While specific amounts can vary, it’s wise to allocate anywhere from 10%-20% of your earnings for an emergency fund. By accruing this amount over time, you will have a buffer to get back on your feet if you lose your job or if you cannot continue to work for some reason. The liquidity of your emergency fund is also of prime essence. In order use it whenever you need it, it is prudent to save money in your savings account or in an investment instrument that’s liquid.
Investments are a great method to grow your savings for young adults over the age of 18.
How then does one start their investment journey? If you’re new to the world of investments it’s wise to take a risk assessment, which can help you narrow down on a few investment vehicles that could help you earn certain for the risk you’re willing to take. Some popular asset classes include gold, fixed deposits, and equity mutual funds.
For example, as a beginner, you might have very little knowledge of the markets and therefore may decide on investing in fixed deposits and mutual funds. Mutual funds are managed by qualified expert teams. This means that someone who has made a career out of investing profitably is going to make your investment decisions.
To determine the right funds to invest in, it is important to find a platform you can trust. With the growth of fintech in India, there are now several apps to choose from. Some of these platforms can provide investment advisory services, which means they will help assess your risk and provide a recommendation for your investments.
Investing long term can help your money compound, which means the interest continues to grow. This can help you create a strong cushion for that rainy day, or, perhaps, even a master’s degree you want to pursue abroad.
There are two kinds of debts one can incur, necessary and unnecessary. With necessary debts, you’re borrowing money to buy an asset that usually provides a long-term benefit. Take education for example. With the rising costs of tuition fees, it might not be possible for you to save and invest the entire amount you need. This could result in taking an education loan, which you will be responsible for paying off after you finish your degree. In this circumstance, it’s hard to contest the long-term value of an education, which justifies you taking a loan.

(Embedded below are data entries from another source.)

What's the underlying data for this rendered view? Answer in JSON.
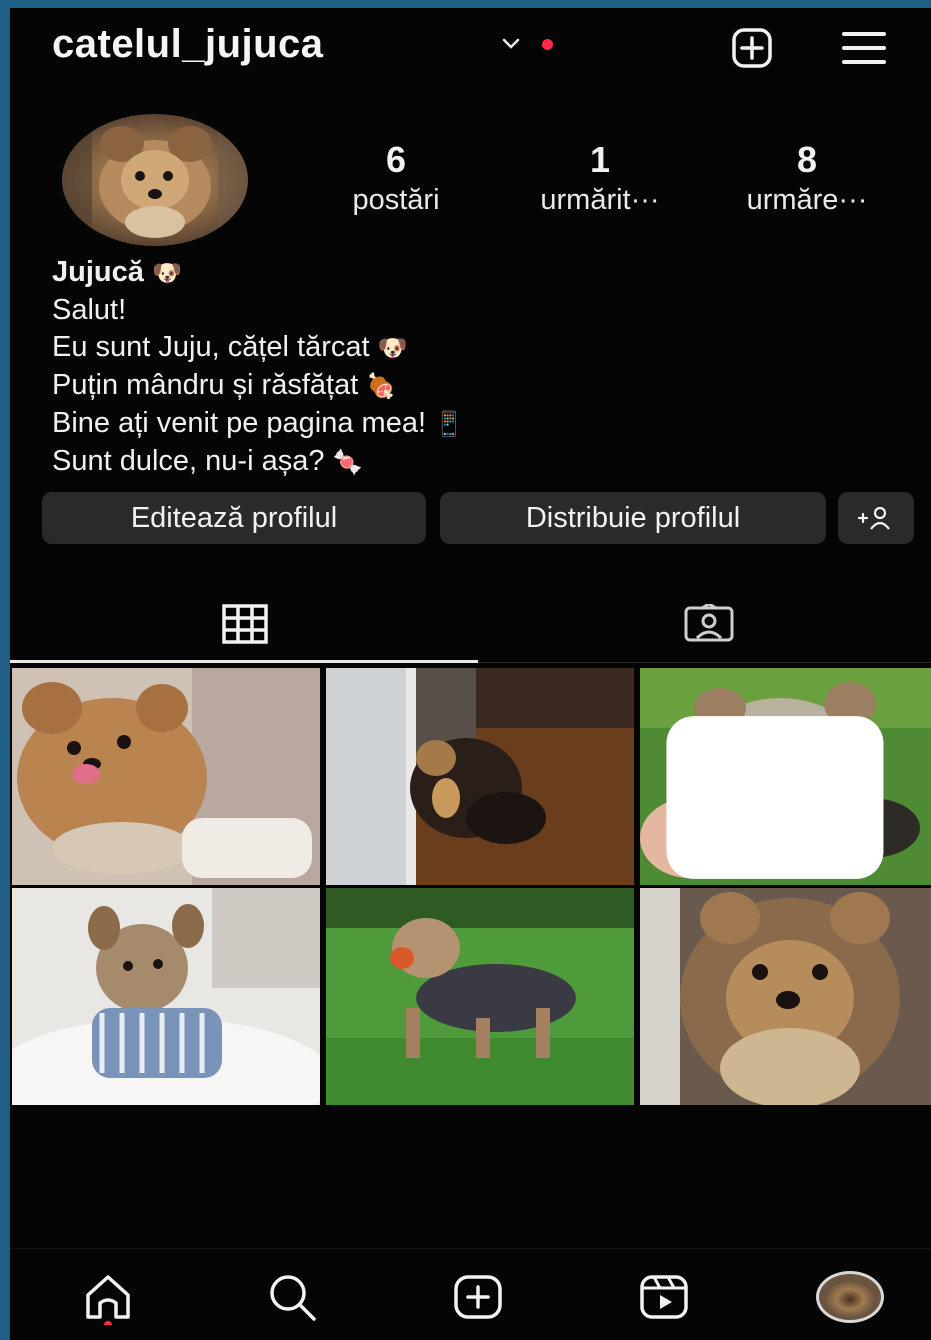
{
  "header": {
    "username": "catelul_jujuca",
    "icons": [
      "chevron-down-icon",
      "notification-dot",
      "add-post-icon",
      "menu-icon"
    ]
  },
  "profile": {
    "stats": [
      {
        "value": "6",
        "label": "postări"
      },
      {
        "value": "1",
        "label": "urmărit···"
      },
      {
        "value": "8",
        "label": "urmăre···"
      }
    ],
    "bio": {
      "name": "Jujucă",
      "lines": [
        "Salut!",
        "Eu sunt Juju, cățel tărcat",
        "Puțin mândru și răsfățat",
        "Bine ați venit pe pagina mea!",
        "Sunt dulce, nu-i așa?"
      ],
      "emoji": [
        "🐶",
        "🐶",
        "🍖",
        "📱",
        "🍬"
      ]
    }
  },
  "buttons": {
    "edit": "Editează profilul",
    "share": "Distribuie profilul",
    "add_person": "add-person-icon"
  },
  "tabs": [
    {
      "icon": "grid-icon",
      "selected": true
    },
    {
      "icon": "tagged-icon",
      "selected": false
    }
  ],
  "posts": [
    {
      "subject": "yorkie licking",
      "multi": false
    },
    {
      "subject": "yorkie at window",
      "multi": false
    },
    {
      "subject": "yorkie eating treat",
      "multi": true
    },
    {
      "subject": "yorkie in striped shirt",
      "multi": false
    },
    {
      "subject": "yorkie on grass with ball",
      "multi": false
    },
    {
      "subject": "yorkie portrait",
      "multi": false
    }
  ],
  "bottom_nav": [
    "home-icon",
    "search-icon",
    "create-icon",
    "reels-icon",
    "profile-avatar"
  ],
  "colors": {
    "background": "#050505",
    "frame": "#1f5f86",
    "accent_dot": "#ff2a45",
    "button": "#2a2a2a"
  }
}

Conversely, buying a new mobile phone each year and having to pay high monthly instalments or EMIs is unnecessary. While easy EMI and pay-later options have given us great convenience, that convenience tends to put most in unnecessary, avoidable debt. In your 20s, your borrowing capacity tends to be limited but it is important to ensure that you’re not getting yourself into debt by buying stuff you don’t need. Therefore, it is important to balance your debts while considering your long-term goals and budgets.
As a young person, take control of your finances today. Money plays an important role in our lives and deserves sizable attention. Budgeting, saving, and accounting for your debts are disciplines that should be learned early. If done correctly, they will set you up for financial freedom.
Eela Dubey is the co-founder of EduFund. She is a graduate, cum laude, from NYU and a masters dropout from Columbia University. Eela’s goal is to help Indian parents and students become more financially literate, and aware.
Armaan is the India Lead Editor for Forbes Advisor. He has more than a decade’s experience working with media and publishing companies to help them build expert-led content and establish editorial teams. At Forbes Advisor, he is determined to help readers declutter complex financial jargons and do his bit for India’s financial literacy.
Updated: Sep 27, 2021, 8:42pm